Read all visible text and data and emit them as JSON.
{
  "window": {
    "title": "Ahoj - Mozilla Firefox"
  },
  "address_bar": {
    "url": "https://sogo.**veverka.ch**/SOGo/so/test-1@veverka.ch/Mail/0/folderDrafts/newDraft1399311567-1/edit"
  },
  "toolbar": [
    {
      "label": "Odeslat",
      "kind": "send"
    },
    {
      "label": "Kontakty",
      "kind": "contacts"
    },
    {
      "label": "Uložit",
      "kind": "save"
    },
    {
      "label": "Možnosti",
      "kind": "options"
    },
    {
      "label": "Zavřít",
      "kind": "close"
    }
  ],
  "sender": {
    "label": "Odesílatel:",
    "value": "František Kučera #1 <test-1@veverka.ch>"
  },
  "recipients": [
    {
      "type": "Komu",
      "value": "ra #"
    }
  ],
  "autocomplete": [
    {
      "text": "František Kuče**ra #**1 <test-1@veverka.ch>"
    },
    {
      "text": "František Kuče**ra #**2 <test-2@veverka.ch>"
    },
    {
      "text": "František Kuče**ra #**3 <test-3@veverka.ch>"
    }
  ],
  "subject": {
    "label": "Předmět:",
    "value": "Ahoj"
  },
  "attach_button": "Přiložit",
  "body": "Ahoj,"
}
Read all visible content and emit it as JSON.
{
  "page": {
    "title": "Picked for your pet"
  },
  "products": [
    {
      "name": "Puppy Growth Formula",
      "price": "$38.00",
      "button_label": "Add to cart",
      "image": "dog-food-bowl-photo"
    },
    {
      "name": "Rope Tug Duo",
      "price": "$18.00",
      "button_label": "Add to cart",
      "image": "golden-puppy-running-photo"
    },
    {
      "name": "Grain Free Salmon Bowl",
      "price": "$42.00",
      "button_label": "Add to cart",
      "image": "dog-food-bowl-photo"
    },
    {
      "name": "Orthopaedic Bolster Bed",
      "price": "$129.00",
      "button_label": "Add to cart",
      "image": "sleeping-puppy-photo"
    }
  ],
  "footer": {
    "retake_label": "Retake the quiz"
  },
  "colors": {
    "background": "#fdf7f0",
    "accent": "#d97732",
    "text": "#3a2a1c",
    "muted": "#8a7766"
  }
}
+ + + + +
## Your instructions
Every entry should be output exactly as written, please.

## Written answer
Read all visible text and data and emit them as JSON.
{
  "window": {
    "title": "Ahoj - Mozilla Firefox"
  },
  "address_bar": {
    "url": "https://sogo.**veverka.ch**/SOGo/so/test-1@veverka.ch/Mail/0/folderDrafts/newDraft1399311567-1/edit"
  },
  "toolbar": [
    {
      "label": "Odeslat",
      "kind": "send"
    },
    {
      "label": "Kontakty",
      "kind": "contacts"
    },
    {
      "label": "Uložit",
      "kind": "save"
    },
    {
      "label": "Možnosti",
      "kind": "options"
    },
    {
      "label": "Zavřít",
      "kind": "close"
    }
  ],
  "sender": {
    "label": "Odesílatel:",
    "value": "František Kučera #1 <test-1@veverka.ch>"
  },
  "recipients": [
    {
      "type": "Komu",
      "value": "ra #"
    }
  ],
  "autocomplete": [
    {
      "text": "František Kuče**ra #**1 <test-1@veverka.ch>"
    },
    {
      "text": "František Kuče**ra #**2 <test-2@veverka.ch>"
    },
    {
      "text": "František Kuče**ra #**3 <test-3@veverka.ch>"
    }
  ],
  "subject": {
    "label": "Předmět:",
    "value": "Ahoj"
  },
  "attach_button": "Přiložit",
  "body": "Ahoj,"
}
Read all visible content and emit it as JSON.
{
  "page": {
    "title": "Picked for your pet"
  },
  "products": [
    {
      "name": "Puppy Growth Formula",
      "price": "$38.00",
      "button_label": "Add to cart",
      "image": "dog-food-bowl-photo"
    },
    {
      "name": "Rope Tug Duo",
      "price": "$18.00",
      "button_label": "Add to cart",
      "image": "golden-puppy-running-photo"
    },
    {
      "name": "Grain Free Salmon Bowl",
      "price": "$42.00",
      "button_label": "Add to cart",
      "image": "dog-food-bowl-photo"
    },
    {
      "name": "Orthopaedic Bolster Bed",
      "price": "$129.00",
      "button_label": "Add to cart",
      "image": "sleeping-puppy-photo"
    }
  ],
  "footer": {
    "retake_label": "Retake the quiz"
  },
  "colors": {
    "background": "#fdf7f0",
    "accent": "#d97732",
    "text": "#3a2a1c",
    "muted": "#8a7766"
  }
}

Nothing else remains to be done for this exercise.